The cell theory is one of the fundamental concepts in biology that explains the basic unit of life. It states that all living organisms are composed of cells, and that cells are the basic unit of life. This theory has three main components, which are:
1. All living things are made up of cells:
This statement means that every living organism, from the smallest bacteria to the largest elephant, is made up of cells. Cells are the building blocks of life, and they perform all the functions necessary for an organism to survive.
2. Cells are the basic unit of life:
This component suggests that cells are the smallest unit of life that can carry out all the functions necessary for an organism to survive. They have all the essential components such as DNA, ribosomes, and cytoplasm to function independently.
3. All cells come from pre-existing cells:
This statement implies that new cells arise only from pre-existing ones through a process called cell division. This process occurs through two mechanisms: mitosis and meiosis.
Mitosis is responsible for creating identical copies of a single cell, ensuring tissue growth and repair in multicellular organisms. Meiosis is responsible for producing sex cells or gametes such as sperm or eggs in animals, which are used for reproduction.
The significance of the cell theory:
- It provides a foundation for further research on cellular biology.
- It explains how organisms grow and develop.
- It explains how diseases occur at a cellular level.

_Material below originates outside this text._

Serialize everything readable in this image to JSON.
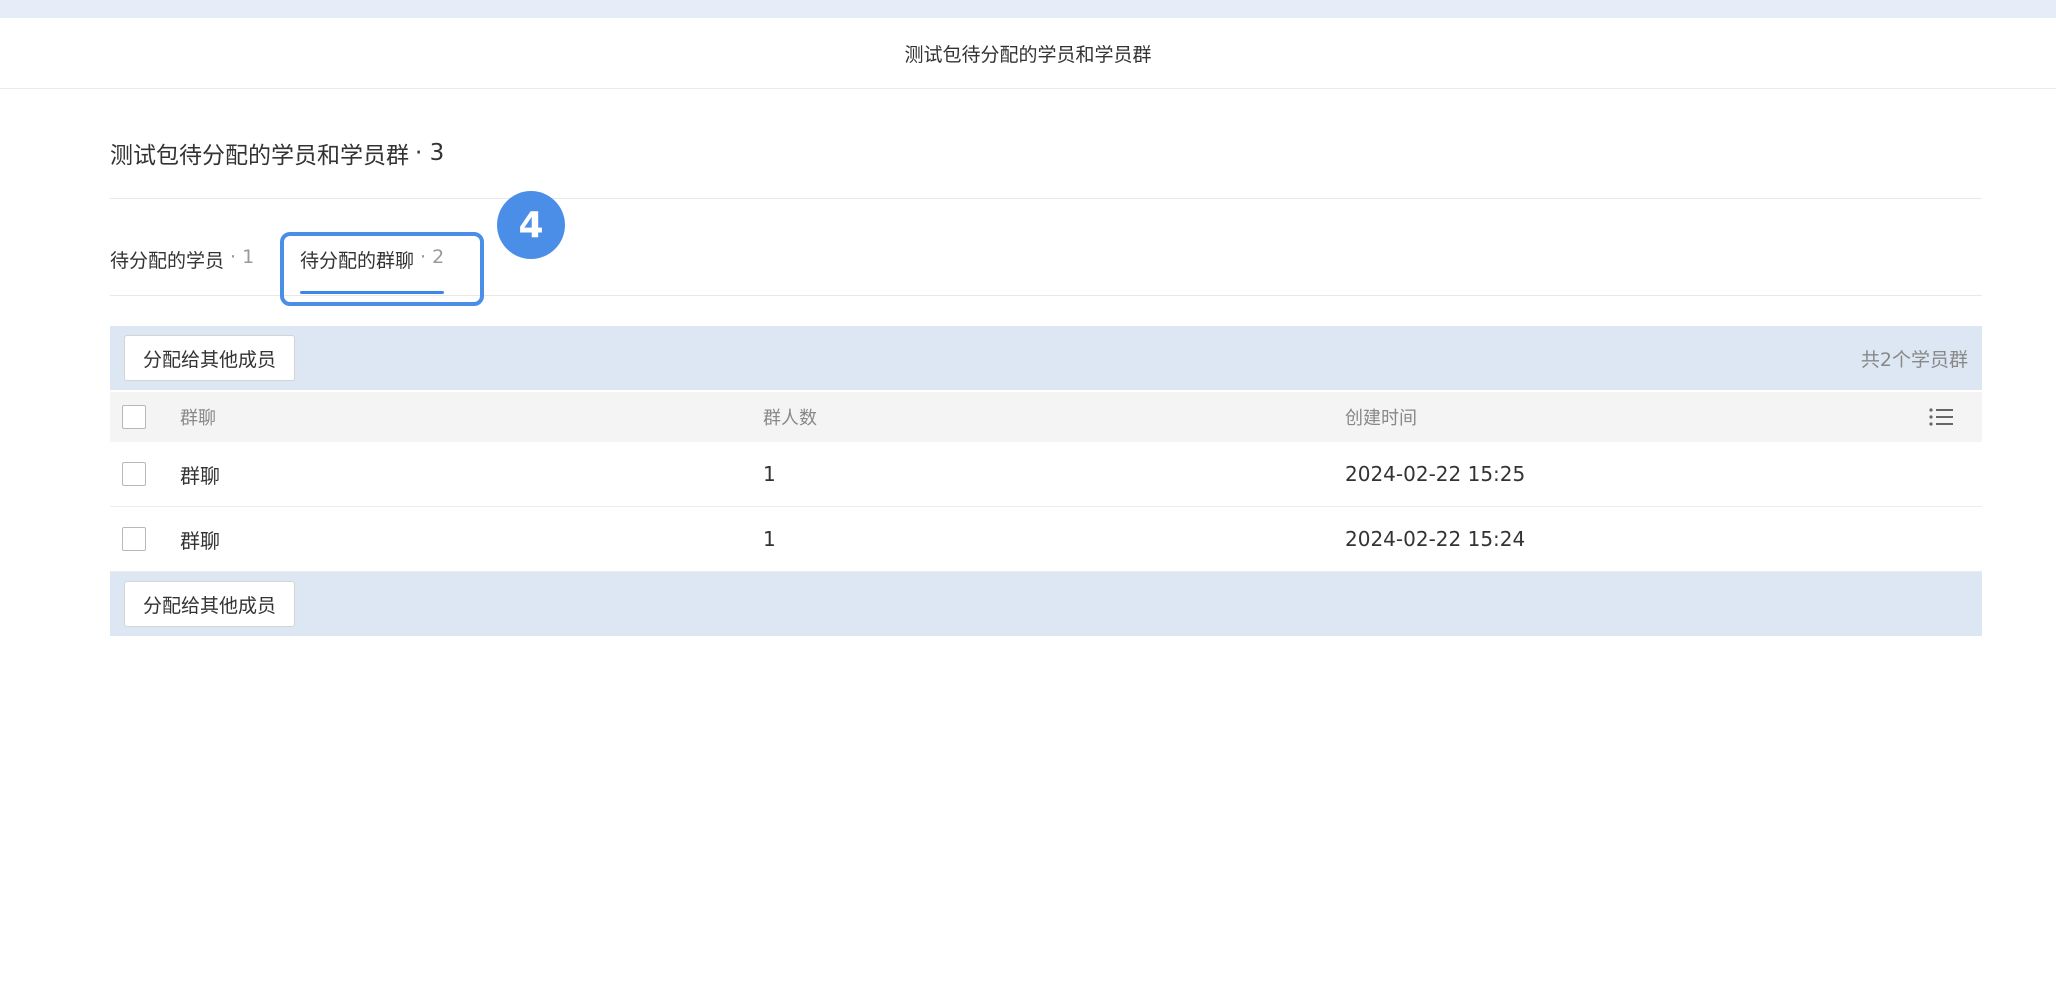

In conclusion, The cell theory has been instrumental in advancing our understanding of biology by explaining how living organisms function at a cellular level. It has helped researchers develop cures for diseases by providing insight into cellular mechanisms.